**TASK PROMPT**
Repeat the records exactly. Every line must match.

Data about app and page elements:
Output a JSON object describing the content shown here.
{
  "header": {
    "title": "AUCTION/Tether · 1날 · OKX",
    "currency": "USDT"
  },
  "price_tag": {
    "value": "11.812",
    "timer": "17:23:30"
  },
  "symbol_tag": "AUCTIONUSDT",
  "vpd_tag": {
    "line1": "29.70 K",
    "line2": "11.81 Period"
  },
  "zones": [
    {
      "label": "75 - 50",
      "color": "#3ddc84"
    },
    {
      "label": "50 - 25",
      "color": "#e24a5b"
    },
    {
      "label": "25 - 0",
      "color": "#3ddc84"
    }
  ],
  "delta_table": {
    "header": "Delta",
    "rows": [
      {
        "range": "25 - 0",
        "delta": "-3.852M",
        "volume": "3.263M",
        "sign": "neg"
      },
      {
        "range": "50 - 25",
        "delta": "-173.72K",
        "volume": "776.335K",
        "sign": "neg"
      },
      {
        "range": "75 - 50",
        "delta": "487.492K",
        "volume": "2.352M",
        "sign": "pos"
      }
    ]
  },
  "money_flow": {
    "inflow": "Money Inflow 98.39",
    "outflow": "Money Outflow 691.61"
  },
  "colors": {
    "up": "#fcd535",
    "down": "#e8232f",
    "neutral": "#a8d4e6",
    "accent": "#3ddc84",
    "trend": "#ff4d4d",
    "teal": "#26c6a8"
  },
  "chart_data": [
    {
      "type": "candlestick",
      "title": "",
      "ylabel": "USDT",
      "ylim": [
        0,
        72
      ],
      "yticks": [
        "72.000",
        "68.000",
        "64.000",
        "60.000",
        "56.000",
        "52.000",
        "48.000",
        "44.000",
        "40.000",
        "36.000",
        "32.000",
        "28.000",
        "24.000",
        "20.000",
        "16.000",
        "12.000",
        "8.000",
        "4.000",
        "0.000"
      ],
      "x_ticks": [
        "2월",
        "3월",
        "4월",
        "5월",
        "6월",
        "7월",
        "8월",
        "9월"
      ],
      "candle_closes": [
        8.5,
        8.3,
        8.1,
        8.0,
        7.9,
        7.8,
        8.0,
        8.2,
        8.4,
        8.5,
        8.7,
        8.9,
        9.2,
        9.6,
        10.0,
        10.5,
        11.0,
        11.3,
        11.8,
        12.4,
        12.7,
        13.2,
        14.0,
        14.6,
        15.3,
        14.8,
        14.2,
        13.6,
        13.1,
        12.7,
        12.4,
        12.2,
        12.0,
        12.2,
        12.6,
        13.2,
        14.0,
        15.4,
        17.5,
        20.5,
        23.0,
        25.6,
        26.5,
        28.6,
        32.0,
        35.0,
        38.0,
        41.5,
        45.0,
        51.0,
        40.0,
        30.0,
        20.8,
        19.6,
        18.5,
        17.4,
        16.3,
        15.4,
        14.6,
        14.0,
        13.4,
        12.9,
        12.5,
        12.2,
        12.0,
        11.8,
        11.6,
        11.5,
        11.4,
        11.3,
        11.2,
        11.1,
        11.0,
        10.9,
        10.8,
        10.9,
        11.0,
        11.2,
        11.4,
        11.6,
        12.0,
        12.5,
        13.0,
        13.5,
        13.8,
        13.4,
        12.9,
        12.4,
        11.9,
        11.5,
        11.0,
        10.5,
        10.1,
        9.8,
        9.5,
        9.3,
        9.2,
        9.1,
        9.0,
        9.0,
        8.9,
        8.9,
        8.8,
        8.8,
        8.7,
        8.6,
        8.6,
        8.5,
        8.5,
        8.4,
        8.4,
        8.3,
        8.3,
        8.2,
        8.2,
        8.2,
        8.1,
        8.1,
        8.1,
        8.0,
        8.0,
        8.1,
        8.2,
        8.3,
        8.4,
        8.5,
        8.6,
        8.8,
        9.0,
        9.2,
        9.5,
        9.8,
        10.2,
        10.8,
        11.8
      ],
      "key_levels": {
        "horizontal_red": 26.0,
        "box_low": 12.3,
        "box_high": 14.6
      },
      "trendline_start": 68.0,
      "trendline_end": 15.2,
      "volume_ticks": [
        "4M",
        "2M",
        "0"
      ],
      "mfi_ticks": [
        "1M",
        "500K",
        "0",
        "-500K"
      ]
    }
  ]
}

**REPLY TO THE TASK**
Output a JSON object describing the content shown here.
{
  "header": {
    "title": "AUCTION/Tether · 1날 · OKX",
    "currency": "USDT"
  },
  "price_tag": {
    "value": "11.812",
    "timer": "17:23:30"
  },
  "symbol_tag": "AUCTIONUSDT",
  "vpd_tag": {
    "line1": "29.70 K",
    "line2": "11.81 Period"
  },
  "zones": [
    {
      "label": "75 - 50",
      "color": "#3ddc84"
    },
    {
      "label": "50 - 25",
      "color": "#e24a5b"
    },
    {
      "label": "25 - 0",
      "color": "#3ddc84"
    }
  ],
  "delta_table": {
    "header": "Delta",
    "rows": [
      {
        "range": "25 - 0",
        "delta": "-3.852M",
        "volume": "3.263M",
        "sign": "neg"
      },
      {
        "range": "50 - 25",
        "delta": "-173.72K",
        "volume": "776.335K",
        "sign": "neg"
      },
      {
        "range": "75 - 50",
        "delta": "487.492K",
        "volume": "2.352M",
        "sign": "pos"
      }
    ]
  },
  "money_flow": {
    "inflow": "Money Inflow 98.39",
    "outflow": "Money Outflow 691.61"
  },
  "colors": {
    "up": "#fcd535",
    "down": "#e8232f",
    "neutral": "#a8d4e6",
    "accent": "#3ddc84",
    "trend": "#ff4d4d",
    "teal": "#26c6a8"
  },
  "chart_data": [
    {
      "type": "candlestick",
      "title": "",
      "ylabel": "USDT",
      "ylim": [
        0,
        72
      ],
      "yticks": [
        "72.000",
        "68.000",
        "64.000",
        "60.000",
        "56.000",
        "52.000",
        "48.000",
        "44.000",
        "40.000",
        "36.000",
        "32.000",
        "28.000",
        "24.000",
        "20.000",
        "16.000",
        "12.000",
        "8.000",
        "4.000",
        "0.000"
      ],
      "x_ticks": [
        "2월",
        "3월",
        "4월",
        "5월",
        "6월",
        "7월",
        "8월",
        "9월"
      ],
      "candle_closes": [
        8.5,
        8.3,
        8.1,
        8.0,
        7.9,
        7.8,
        8.0,
        8.2,
        8.4,
        8.5,
        8.7,
        8.9,
        9.2,
        9.6,
        10.0,
        10.5,
        11.0,
        11.3,
        11.8,
        12.4,
        12.7,
        13.2,
        14.0,
        14.6,
        15.3,
        14.8,
        14.2,
        13.6,
        13.1,
        12.7,
        12.4,
        12.2,
        12.0,
        12.2,
        12.6,
        13.2,
        14.0,
        15.4,
        17.5,
        20.5,
        23.0,
        25.6,
        26.5,
        28.6,
        32.0,
        35.0,
        38.0,
        41.5,
        45.0,
        51.0,
        40.0,
        30.0,
        20.8,
        19.6,
        18.5,
        17.4,
        16.3,
        15.4,
        14.6,
        14.0,
        13.4,
        12.9,
        12.5,
        12.2,
        12.0,
        11.8,
        11.6,
        11.5,
        11.4,
        11.3,
        11.2,
        11.1,
        11.0,
        10.9,
        10.8,
        10.9,
        11.0,
        11.2,
        11.4,
        11.6,
        12.0,
        12.5,
        13.0,
        13.5,
        13.8,
        13.4,
        12.9,
        12.4,
        11.9,
        11.5,
        11.0,
        10.5,
        10.1,
        9.8,
        9.5,
        9.3,
        9.2,
        9.1,
        9.0,
        9.0,
        8.9,
        8.9,
        8.8,
        8.8,
        8.7,
        8.6,
        8.6,
        8.5,
        8.5,
        8.4,
        8.4,
        8.3,
        8.3,
        8.2,
        8.2,
        8.2,
        8.1,
        8.1,
        8.1,
        8.0,
        8.0,
        8.1,
        8.2,
        8.3,
        8.4,
        8.5,
        8.6,
        8.8,
        9.0,
        9.2,
        9.5,
        9.8,
        10.2,
        10.8,
        11.8
      ],
      "key_levels": {
        "horizontal_red": 26.0,
        "box_low": 12.3,
        "box_high": 14.6
      },
      "trendline_start": 68.0,
      "trendline_end": 15.2,
      "volume_ticks": [
        "4M",
        "2M",
        "0"
      ],
      "mfi_ticks": [
        "1M",
        "500K",
        "0",
        "-500K"
      ]
    }
  ]
}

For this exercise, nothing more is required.